There has been a huge amount of economic data pouring out in the last two weeks, all the while in the face of news of increasing violence in the Ukraine, Jordan, and the Middle East.

Domestically, we seem to be in a situation negative total inflation – the Fed will be on hold until December delaying any further interest rate decisions.  It seems the global economy will pick up by the end of the year, and there is some growth in the US for the next little while. The biggest worry in global markets at the moment is around oil and commodities.

My discussions with experts lead me to people that people are very concerned about the wild swings in commodity prices, and there are a lot of people thinking about hedging.  This is coming from buyers who have exposure on the spend side, who have seen commodities fall, but are hoping to be able to manage that risk in the next 3-6 months.  Prices dropping aren’t always a good thing, because people then factor them into their contracts, hoping they will stay low – which they don’t always do.

By the end of the year those electing to hedge are hoping to hedge out 25% of next years risk into the second half of 2016. The other big discussion is around oil.  Oil dropped to the mid-40’s, and in 50’s, and was back into the 40’s,  and on Friday was about 51-52. Brent is at 58  or $15 off the bottom and there is lots of exposure.  People are asking the question “Should I hedge or is there another possibility it could go down even further?”  And consumers are asking – this bounce looks real, and are we off the bottom now?

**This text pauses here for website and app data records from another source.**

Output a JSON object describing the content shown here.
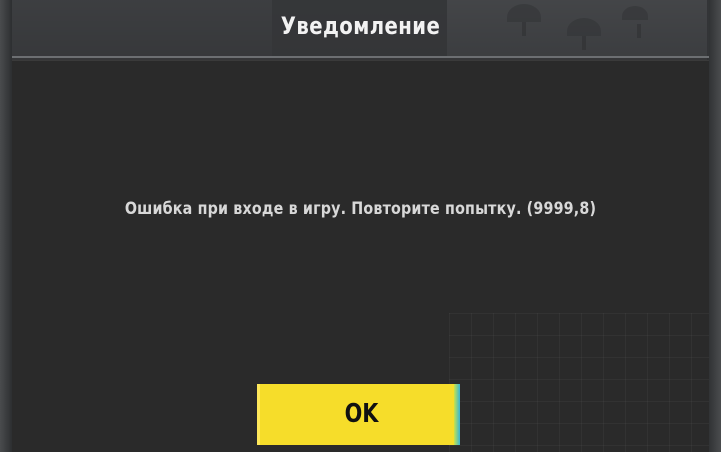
{
  "dialog": {
    "title": "Уведомление",
    "message": "Ошибка при входе в игру. Повторите попытку. (9999,8)",
    "ok_label": "OK"
  },
  "colors": {
    "button_bg": "#f6dd2a",
    "body_bg": "#2a2a2a",
    "title_text": "#f2f2f2",
    "message_text": "#d8d8d8"
  }
}
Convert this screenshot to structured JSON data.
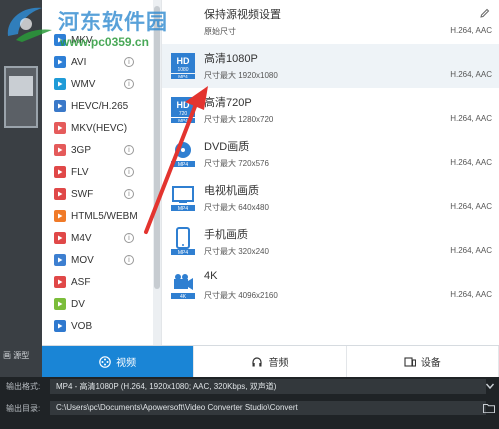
{
  "watermark": {
    "title": "河东软件园",
    "url": "www.pc0359.cn"
  },
  "formats": [
    {
      "label": "MKV",
      "info": false,
      "color": "#2e7fd6"
    },
    {
      "label": "AVI",
      "info": true,
      "color": "#2e7fd6"
    },
    {
      "label": "WMV",
      "info": true,
      "color": "#1f9bd7"
    },
    {
      "label": "HEVC/H.265",
      "info": false,
      "color": "#3a79c9"
    },
    {
      "label": "MKV(HEVC)",
      "info": false,
      "color": "#e55b5b"
    },
    {
      "label": "3GP",
      "info": true,
      "color": "#e45a5a"
    },
    {
      "label": "FLV",
      "info": true,
      "color": "#e04848"
    },
    {
      "label": "SWF",
      "info": true,
      "color": "#e04848"
    },
    {
      "label": "HTML5/WEBM",
      "info": false,
      "color": "#f07a28"
    },
    {
      "label": "M4V",
      "info": true,
      "color": "#e04848"
    },
    {
      "label": "MOV",
      "info": true,
      "color": "#3d7fd0"
    },
    {
      "label": "ASF",
      "info": false,
      "color": "#e04848"
    },
    {
      "label": "DV",
      "info": false,
      "color": "#7bbd3a"
    },
    {
      "label": "VOB",
      "info": false,
      "color": "#2f79cf"
    }
  ],
  "presets": [
    {
      "title": "保持源视频设置",
      "size": "原始尺寸",
      "codec": "H.264, AAC",
      "icon": "source-icon",
      "edit": true
    },
    {
      "title": "高清1080P",
      "size": "尺寸最大  1920x1080",
      "codec": "H.264, AAC",
      "icon": "hd-1080-icon",
      "edit": false
    },
    {
      "title": "高清720P",
      "size": "尺寸最大  1280x720",
      "codec": "H.264, AAC",
      "icon": "hd-720-icon",
      "edit": false
    },
    {
      "title": "DVD画质",
      "size": "尺寸最大  720x576",
      "codec": "H.264, AAC",
      "icon": "dvd-icon",
      "edit": false
    },
    {
      "title": "电视机画质",
      "size": "尺寸最大  640x480",
      "codec": "H.264, AAC",
      "icon": "tv-icon",
      "edit": false
    },
    {
      "title": "手机画质",
      "size": "尺寸最大  320x240",
      "codec": "H.264, AAC",
      "icon": "phone-icon",
      "edit": false
    },
    {
      "title": "4K",
      "size": "尺寸最大  4096x2160",
      "codec": "H.264, AAC",
      "icon": "4k-icon",
      "edit": false
    }
  ],
  "preset_badges": {
    "mp4": "MP4",
    "fourk": "4K",
    "hd": "HD",
    "hd1080": "1080",
    "hd720": "720"
  },
  "tabs": [
    {
      "label": "视频"
    },
    {
      "label": "音频"
    },
    {
      "label": "设备"
    }
  ],
  "left_stub": "画 源型",
  "output": {
    "format_label": "输出格式:",
    "format_value": "MP4 - 高清1080P (H.264, 1920x1080; AAC, 320Kbps, 双声道)",
    "dir_label": "输出目录:",
    "dir_value": "C:\\Users\\pc\\Documents\\Apowersoft\\Video Converter Studio\\Convert"
  },
  "colors": {
    "accent": "#1a85d6",
    "arrow": "#e3342f"
  }
}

The focused challenge for everyone on oil is whether are we at the bottom.  Most certainly we are close to it, but we could be. Oil could certainly drop further,  but one thing is for sure – it will definitely rebound and go back up in the next 16-20 months off . Why you ask?  The US is having record levels of sales of SUV’s and trucks this year.  And the Chinese are also buying lots of cars.  The demand for oil is not about to drop any time soon!   And the ominous sounds of violence are always a threat to distribution and market channels, which is always a predictor of oil price increases.  So those counting for a period of extended low prices in oil should enjoy it while they can, as what comes down…..will eventually come back up.